TASK ITEM -
Every line of the records below that holds the word "status" should be copied out.

DATA SUPPLIED -

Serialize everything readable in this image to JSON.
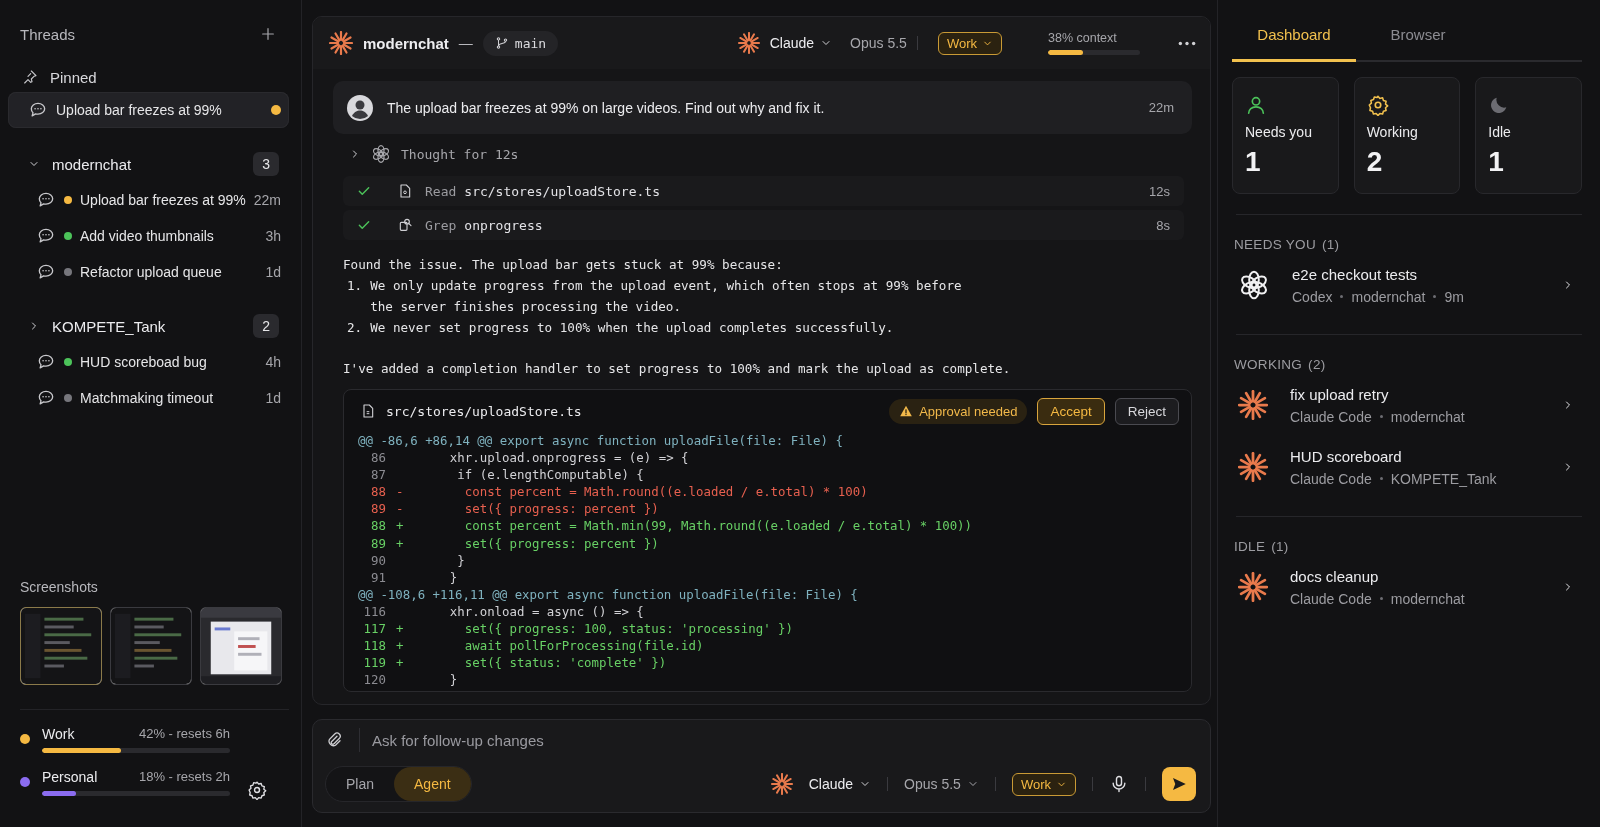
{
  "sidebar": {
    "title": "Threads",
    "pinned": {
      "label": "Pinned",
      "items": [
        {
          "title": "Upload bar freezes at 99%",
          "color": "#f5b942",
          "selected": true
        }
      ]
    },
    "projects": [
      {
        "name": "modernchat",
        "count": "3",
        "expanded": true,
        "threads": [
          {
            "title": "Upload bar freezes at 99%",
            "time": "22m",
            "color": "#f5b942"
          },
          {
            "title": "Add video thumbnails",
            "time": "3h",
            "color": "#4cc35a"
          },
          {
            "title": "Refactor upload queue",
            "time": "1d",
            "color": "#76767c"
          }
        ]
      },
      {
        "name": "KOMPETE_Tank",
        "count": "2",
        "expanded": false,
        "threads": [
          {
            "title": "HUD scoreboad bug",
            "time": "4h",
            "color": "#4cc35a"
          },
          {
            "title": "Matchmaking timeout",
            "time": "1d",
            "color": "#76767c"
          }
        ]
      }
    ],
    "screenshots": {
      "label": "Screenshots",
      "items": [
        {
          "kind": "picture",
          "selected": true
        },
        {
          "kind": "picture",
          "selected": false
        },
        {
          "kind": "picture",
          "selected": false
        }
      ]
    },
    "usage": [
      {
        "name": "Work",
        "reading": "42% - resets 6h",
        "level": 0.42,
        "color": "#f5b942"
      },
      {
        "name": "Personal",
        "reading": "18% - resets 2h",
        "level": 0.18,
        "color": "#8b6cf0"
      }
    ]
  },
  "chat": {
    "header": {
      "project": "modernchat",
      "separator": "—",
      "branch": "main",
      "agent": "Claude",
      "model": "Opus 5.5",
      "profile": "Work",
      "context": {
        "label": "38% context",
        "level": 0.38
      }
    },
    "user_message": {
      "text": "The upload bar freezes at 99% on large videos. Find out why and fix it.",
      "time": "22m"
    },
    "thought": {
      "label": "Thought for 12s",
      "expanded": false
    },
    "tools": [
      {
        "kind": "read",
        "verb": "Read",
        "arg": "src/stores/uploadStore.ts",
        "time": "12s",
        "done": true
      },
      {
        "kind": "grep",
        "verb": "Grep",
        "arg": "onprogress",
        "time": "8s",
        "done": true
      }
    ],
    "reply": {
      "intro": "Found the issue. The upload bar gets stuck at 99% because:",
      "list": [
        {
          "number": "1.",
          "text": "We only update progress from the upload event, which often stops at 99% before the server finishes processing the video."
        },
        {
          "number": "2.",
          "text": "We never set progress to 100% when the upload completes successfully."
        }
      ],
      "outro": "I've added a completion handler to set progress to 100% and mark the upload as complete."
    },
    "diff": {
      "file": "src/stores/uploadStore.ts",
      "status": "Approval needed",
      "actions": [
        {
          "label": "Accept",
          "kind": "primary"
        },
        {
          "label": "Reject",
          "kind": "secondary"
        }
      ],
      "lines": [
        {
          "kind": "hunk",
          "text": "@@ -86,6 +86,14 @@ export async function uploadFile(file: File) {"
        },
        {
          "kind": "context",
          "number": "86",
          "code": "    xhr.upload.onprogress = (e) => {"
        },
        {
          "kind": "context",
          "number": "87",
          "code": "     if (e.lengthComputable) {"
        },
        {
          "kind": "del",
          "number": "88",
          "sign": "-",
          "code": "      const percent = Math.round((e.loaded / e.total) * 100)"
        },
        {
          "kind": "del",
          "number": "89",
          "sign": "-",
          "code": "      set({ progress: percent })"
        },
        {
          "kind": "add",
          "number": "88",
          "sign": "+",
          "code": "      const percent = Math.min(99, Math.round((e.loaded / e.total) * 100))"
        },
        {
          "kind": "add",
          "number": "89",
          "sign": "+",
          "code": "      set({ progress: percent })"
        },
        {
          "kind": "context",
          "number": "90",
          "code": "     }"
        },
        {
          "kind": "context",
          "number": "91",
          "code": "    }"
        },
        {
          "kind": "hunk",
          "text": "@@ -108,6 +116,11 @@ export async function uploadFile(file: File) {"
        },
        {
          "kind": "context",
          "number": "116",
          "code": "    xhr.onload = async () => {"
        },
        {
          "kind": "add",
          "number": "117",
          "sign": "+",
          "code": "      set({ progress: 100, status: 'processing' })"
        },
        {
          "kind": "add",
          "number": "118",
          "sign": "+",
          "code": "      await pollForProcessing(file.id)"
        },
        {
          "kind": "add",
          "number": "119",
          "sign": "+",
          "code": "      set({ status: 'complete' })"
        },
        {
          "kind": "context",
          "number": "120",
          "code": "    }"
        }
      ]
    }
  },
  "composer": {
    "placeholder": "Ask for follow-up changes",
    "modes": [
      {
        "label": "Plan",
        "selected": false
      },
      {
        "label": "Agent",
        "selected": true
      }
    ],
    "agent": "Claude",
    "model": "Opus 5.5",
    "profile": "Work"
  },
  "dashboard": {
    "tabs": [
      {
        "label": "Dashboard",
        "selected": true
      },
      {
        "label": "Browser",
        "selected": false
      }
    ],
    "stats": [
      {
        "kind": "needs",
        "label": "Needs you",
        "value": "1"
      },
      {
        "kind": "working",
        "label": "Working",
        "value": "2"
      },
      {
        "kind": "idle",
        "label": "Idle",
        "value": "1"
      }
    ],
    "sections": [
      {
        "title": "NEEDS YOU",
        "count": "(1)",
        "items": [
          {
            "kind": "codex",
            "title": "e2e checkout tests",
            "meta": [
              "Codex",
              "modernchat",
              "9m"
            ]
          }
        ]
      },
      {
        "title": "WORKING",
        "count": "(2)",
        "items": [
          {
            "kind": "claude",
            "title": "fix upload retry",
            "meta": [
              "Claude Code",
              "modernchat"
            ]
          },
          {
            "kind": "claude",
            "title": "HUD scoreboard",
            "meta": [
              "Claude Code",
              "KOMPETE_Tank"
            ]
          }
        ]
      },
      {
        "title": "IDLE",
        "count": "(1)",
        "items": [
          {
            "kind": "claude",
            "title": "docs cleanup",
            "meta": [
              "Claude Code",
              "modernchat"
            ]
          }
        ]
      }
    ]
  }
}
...
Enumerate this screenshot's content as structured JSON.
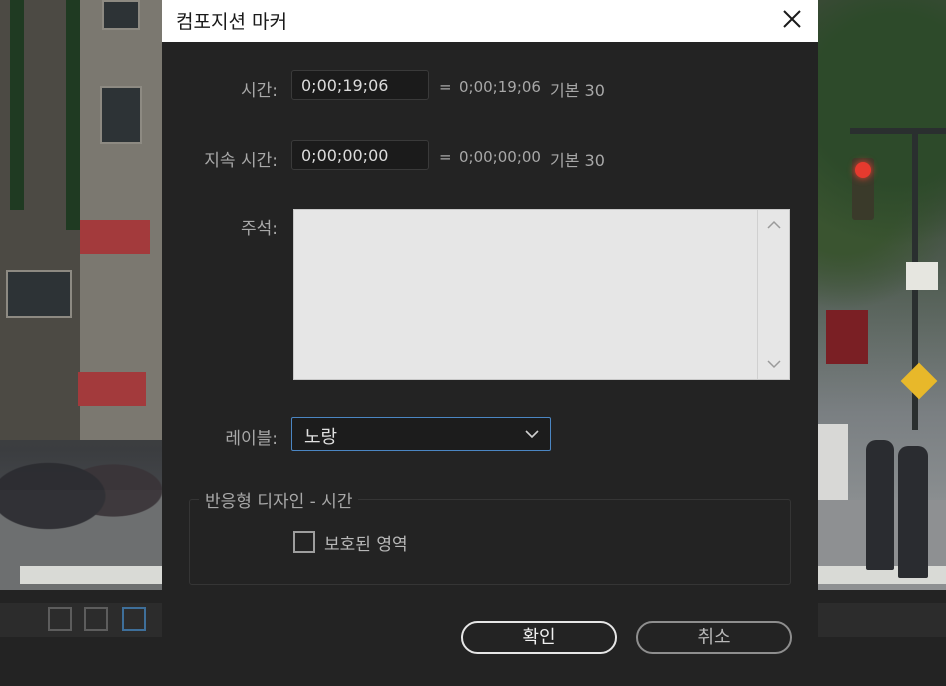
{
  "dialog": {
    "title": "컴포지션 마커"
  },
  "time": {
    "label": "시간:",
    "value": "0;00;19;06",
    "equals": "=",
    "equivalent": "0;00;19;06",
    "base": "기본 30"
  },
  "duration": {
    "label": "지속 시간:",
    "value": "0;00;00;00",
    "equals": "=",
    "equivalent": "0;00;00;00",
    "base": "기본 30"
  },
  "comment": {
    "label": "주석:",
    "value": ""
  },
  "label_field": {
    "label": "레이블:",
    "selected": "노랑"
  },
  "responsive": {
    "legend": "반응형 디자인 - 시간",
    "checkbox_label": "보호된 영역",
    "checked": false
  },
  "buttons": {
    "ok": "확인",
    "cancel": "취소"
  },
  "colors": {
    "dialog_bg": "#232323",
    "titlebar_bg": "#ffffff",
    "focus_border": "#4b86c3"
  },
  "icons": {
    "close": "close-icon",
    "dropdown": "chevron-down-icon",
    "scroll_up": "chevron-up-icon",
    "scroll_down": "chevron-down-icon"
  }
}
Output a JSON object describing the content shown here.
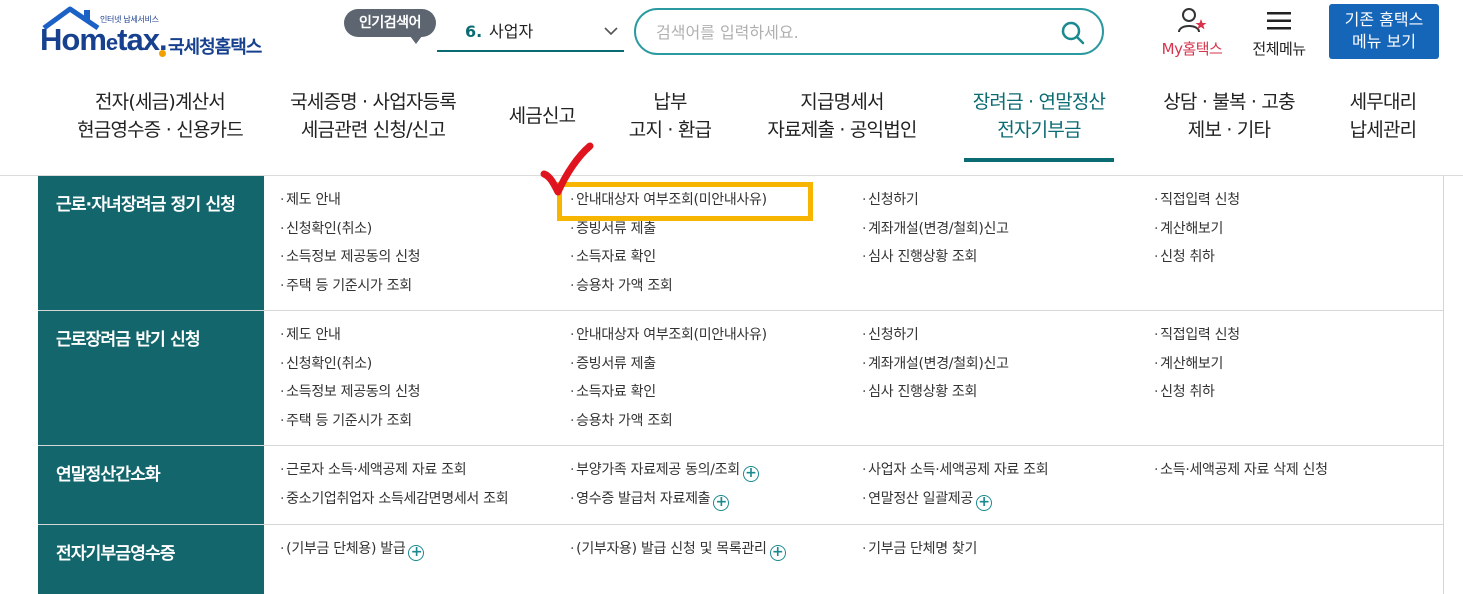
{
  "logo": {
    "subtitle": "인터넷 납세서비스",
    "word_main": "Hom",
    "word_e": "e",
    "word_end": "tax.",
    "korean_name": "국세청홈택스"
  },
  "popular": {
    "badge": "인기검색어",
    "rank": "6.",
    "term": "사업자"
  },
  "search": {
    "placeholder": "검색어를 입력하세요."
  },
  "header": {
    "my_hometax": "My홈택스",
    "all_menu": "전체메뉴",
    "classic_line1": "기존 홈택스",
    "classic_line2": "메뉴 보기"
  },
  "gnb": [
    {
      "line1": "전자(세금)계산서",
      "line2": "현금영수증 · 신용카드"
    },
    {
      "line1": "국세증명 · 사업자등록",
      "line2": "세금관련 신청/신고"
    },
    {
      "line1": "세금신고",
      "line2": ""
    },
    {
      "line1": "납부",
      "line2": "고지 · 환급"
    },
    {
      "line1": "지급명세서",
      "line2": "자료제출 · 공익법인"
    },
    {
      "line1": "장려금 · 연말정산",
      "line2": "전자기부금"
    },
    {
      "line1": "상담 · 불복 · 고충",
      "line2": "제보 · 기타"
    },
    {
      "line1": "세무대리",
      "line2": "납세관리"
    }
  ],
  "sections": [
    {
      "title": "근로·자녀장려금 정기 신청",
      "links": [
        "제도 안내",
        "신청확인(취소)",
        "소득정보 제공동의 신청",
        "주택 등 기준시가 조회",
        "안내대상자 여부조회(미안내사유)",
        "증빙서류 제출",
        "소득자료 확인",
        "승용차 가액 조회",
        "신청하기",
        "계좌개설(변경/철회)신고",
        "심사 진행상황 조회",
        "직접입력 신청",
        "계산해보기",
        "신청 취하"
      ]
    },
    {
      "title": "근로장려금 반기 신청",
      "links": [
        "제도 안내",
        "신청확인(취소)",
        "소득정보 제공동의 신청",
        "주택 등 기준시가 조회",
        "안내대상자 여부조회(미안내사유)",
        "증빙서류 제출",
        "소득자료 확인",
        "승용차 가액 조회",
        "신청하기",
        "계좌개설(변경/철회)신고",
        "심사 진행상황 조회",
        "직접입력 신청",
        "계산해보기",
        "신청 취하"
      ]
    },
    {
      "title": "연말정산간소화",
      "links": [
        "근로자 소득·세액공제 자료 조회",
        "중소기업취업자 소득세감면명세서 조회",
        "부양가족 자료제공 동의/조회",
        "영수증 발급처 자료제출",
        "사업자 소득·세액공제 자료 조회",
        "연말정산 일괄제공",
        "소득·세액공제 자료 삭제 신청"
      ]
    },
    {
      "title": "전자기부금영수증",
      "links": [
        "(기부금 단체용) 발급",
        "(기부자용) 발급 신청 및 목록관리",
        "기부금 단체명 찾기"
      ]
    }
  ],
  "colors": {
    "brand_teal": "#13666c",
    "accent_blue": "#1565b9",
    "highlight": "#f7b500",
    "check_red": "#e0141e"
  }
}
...
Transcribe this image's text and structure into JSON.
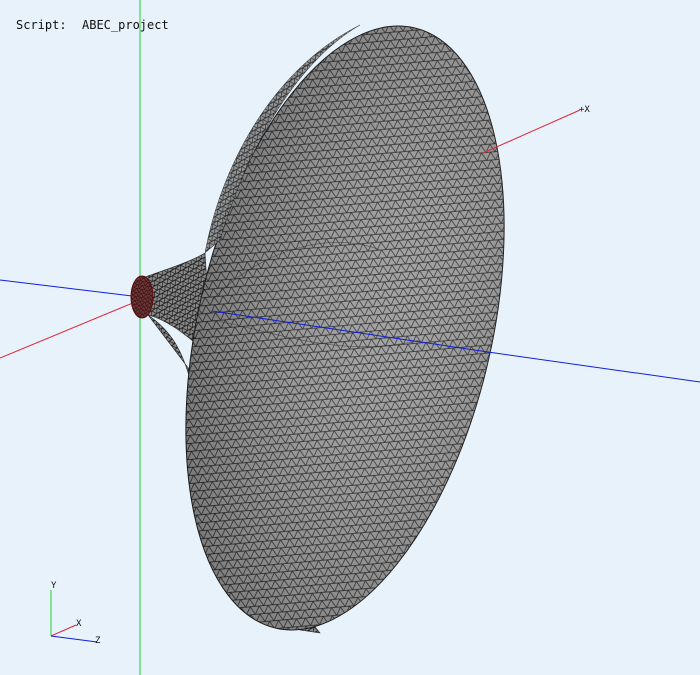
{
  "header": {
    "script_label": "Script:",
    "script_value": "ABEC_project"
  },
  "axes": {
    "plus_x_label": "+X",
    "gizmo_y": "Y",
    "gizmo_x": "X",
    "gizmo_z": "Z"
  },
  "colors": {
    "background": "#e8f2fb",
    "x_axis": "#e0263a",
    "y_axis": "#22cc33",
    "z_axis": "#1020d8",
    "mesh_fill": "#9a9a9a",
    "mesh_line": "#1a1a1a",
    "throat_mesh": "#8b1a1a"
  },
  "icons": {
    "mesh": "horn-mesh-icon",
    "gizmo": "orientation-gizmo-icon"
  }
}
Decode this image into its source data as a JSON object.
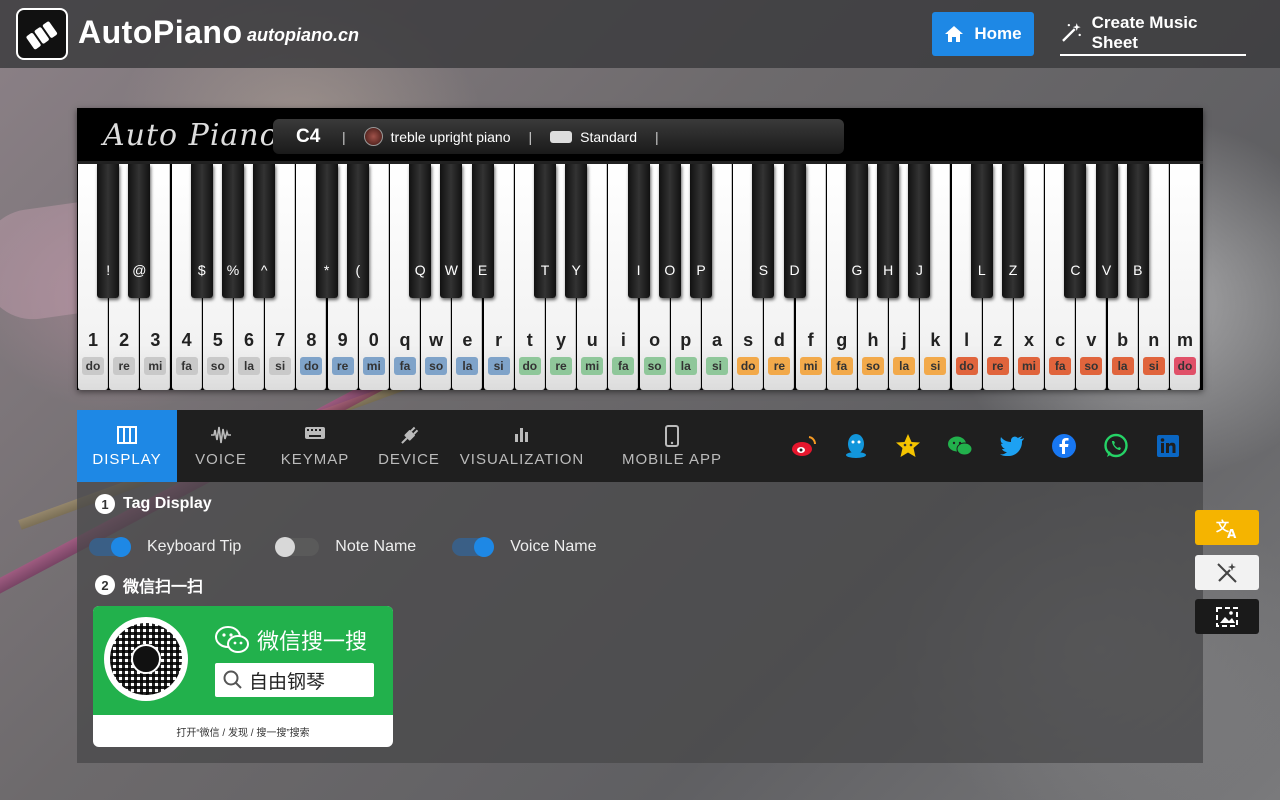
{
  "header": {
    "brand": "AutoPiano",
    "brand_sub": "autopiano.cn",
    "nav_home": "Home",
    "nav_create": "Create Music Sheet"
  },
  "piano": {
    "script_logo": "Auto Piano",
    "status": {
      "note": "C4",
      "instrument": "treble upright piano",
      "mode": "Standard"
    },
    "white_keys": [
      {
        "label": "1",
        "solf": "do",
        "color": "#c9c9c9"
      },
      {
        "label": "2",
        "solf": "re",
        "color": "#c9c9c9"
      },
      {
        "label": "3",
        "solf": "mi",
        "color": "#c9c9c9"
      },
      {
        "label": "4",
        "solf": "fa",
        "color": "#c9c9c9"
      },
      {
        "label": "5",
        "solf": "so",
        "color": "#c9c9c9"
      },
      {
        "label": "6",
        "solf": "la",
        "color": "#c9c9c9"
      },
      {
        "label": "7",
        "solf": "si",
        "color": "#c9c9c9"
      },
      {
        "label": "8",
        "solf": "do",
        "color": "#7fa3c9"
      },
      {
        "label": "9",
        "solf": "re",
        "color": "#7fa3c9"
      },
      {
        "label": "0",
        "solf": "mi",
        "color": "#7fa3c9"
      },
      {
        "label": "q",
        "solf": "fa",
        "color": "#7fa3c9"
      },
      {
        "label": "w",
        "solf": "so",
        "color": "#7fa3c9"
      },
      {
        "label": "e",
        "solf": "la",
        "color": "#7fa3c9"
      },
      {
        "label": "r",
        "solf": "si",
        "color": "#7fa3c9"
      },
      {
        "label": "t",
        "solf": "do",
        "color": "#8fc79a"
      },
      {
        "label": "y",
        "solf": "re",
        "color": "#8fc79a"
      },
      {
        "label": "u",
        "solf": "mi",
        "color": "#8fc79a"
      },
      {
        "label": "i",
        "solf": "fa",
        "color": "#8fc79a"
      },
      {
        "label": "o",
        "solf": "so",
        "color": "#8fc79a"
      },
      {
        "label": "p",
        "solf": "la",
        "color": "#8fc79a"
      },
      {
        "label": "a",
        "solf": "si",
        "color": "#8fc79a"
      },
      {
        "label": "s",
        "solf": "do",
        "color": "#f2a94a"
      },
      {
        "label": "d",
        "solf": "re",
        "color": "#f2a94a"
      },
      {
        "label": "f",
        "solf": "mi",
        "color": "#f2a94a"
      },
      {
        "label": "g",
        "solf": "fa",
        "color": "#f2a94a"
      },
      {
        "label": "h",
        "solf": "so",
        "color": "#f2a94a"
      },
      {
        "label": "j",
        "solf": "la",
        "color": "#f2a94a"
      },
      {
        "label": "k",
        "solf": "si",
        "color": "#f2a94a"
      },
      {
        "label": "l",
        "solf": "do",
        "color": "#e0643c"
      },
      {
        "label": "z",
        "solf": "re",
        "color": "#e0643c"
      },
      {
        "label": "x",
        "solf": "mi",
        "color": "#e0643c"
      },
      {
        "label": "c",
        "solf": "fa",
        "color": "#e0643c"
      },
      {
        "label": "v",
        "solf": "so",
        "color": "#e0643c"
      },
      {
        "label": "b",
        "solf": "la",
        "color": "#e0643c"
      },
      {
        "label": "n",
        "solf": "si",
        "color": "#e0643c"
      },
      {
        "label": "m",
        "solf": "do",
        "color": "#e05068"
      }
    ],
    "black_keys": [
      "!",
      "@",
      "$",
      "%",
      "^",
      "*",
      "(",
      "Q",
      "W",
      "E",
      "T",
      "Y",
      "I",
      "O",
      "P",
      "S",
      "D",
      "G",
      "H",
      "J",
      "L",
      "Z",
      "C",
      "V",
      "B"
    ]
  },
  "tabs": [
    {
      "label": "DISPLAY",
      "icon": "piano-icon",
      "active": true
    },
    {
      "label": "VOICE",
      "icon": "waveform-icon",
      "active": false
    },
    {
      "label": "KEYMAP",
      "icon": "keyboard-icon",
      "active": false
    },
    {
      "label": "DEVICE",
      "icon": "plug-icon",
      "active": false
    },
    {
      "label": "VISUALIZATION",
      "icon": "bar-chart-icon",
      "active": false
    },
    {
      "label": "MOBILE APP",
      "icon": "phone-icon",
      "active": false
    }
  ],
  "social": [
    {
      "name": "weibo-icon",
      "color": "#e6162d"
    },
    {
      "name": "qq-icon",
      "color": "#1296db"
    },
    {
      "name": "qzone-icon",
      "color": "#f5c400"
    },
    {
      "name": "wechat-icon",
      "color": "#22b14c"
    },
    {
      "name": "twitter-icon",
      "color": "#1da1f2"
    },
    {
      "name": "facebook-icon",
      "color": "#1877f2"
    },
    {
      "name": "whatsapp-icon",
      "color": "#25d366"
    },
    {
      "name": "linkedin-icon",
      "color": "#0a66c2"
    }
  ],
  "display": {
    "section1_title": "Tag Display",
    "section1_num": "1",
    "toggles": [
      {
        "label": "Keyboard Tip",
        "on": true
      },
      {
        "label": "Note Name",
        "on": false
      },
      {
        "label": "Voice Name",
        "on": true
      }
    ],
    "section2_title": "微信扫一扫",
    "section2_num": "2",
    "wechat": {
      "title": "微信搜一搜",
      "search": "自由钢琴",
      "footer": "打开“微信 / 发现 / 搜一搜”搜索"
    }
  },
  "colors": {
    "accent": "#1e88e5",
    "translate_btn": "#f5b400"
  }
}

EXERCISE RESPONSE -
      "status": "Approval needed",
          "code": "      set({ progress: 100, status: 'processing' })"
          "code": "      set({ status: 'complete' })"
    "status": {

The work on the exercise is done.